Their design worked, and the “SG Solar 2” team won its division with a time of 6.35 seconds.
Model cars, whether powered by the sun or by batteries, don’t make much noise. Hundreds of middle-school students cheering do. It’s impossible to overlook their excitement, especially as the number of teams still in the competition narrows.
“This event is doing what it’s supposed to do—get students excited about science and engineering,” NREL Associate Lab Director Bill Farris said.
Kira and Teegan Cordova won the award for best-designed car in the battery division. The Energy Department’s Doug Hooker, far left, started each race, and he and NREL’s Associate Lab Director Bill Farris, far right, presented the awards. Behind Kira and Teegan are their coaches, David Wehrlen and Christine Hruby. Credit: Dennis Schroeder, NREL.
What One Teacher Hopes Students Learn

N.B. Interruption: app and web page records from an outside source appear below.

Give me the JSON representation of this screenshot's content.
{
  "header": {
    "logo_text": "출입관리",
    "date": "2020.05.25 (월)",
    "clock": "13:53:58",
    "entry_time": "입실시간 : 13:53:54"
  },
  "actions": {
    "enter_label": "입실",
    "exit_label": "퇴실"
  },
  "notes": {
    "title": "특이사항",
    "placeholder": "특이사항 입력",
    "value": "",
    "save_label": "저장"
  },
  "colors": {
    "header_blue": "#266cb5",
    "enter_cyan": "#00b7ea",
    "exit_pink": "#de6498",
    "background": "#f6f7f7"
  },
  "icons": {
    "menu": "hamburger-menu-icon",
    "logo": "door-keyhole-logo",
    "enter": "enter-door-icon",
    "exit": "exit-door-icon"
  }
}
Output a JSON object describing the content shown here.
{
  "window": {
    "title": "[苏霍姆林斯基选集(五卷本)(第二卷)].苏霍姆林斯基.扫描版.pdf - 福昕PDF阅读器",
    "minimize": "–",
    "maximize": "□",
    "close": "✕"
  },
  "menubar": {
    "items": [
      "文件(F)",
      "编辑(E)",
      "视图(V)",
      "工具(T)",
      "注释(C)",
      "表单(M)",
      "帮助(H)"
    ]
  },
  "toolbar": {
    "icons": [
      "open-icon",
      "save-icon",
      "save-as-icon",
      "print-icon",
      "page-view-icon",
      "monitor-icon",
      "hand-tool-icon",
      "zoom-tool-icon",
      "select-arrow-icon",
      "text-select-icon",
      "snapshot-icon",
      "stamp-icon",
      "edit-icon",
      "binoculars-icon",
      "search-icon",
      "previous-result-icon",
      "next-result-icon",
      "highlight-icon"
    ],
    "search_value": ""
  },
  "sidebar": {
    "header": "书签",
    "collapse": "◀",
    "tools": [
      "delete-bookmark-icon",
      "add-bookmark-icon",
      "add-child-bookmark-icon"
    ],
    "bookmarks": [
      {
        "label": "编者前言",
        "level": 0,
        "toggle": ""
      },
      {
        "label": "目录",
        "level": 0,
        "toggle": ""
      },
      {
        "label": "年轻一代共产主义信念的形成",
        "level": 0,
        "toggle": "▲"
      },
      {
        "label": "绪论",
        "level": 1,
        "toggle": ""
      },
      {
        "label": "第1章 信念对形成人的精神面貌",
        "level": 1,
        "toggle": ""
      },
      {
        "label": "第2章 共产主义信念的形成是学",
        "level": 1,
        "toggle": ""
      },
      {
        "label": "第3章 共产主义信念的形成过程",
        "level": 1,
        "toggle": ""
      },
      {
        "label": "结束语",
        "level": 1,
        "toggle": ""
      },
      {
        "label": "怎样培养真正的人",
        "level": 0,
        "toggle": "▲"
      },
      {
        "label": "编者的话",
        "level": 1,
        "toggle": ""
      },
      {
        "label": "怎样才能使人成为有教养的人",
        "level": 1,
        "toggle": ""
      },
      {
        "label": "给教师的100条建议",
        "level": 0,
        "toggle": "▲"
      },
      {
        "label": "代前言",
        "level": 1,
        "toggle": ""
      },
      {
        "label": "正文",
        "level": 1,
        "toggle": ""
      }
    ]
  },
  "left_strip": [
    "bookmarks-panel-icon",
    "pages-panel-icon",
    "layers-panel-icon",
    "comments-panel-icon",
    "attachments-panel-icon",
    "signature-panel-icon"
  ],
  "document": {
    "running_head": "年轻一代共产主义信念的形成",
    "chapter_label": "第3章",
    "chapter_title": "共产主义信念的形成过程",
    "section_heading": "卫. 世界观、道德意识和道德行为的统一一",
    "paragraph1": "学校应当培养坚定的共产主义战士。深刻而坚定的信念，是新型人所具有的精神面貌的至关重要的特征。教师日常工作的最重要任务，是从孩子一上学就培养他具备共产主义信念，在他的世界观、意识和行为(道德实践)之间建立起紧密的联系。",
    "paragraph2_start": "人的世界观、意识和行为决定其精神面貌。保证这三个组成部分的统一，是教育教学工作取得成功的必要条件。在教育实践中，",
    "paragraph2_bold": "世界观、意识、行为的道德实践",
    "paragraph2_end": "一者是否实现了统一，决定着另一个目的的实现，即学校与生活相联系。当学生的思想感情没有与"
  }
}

Kathryn Jones and Grace Ryan, both seventh-graders at Ken Caryl, competed in the solar division as “Ophiotaurus,” a name that describes a creature from Greek mythology that was part bull and part serpent. Their car was more birdlike, though, with a beak-like front and brightly painted blue, yellow, purple and green.
“The only thing we were sure of is it would be colorful,” Kathryn said.
The “Ophiotaurus” car was quick off the start in its first qualifying heat, tearing down the straightaway in an enviable 6.16 seconds. Ultimately, though, Kathryn and Grace’s creation finished in fourth place for the day, its time of 7.76 seconds a mere sixth of a second from taking third.
Christine Hruby, who teaches science to seventh- and eighth-grade students in Ken Caryl’s gifted and talented program, coached four teams of racers. She ticked off a list of what she hopes her students get out of participating: “Problem solving. Critical thinking. Learning how to work as a team. Staying cool and calm under pressure. And also the math of the 4:1 ratio of the gears.”
“Starship Enterprise” made it to the finals, but finished in sixth place with a time of 8.28 seconds. The winning entry in the battery division was the “BMS 2 Battery” team from Bell Middle School in Golden, with a time of 7.19 seconds.
“Starship Enterprise” won for the best-designed car in the battery division. Denver’s Logan School team “The E.-J.A.M.” won for the design of its solar-powered car, which featured massive wheels alongside a solar panel that sat parallel to the ground.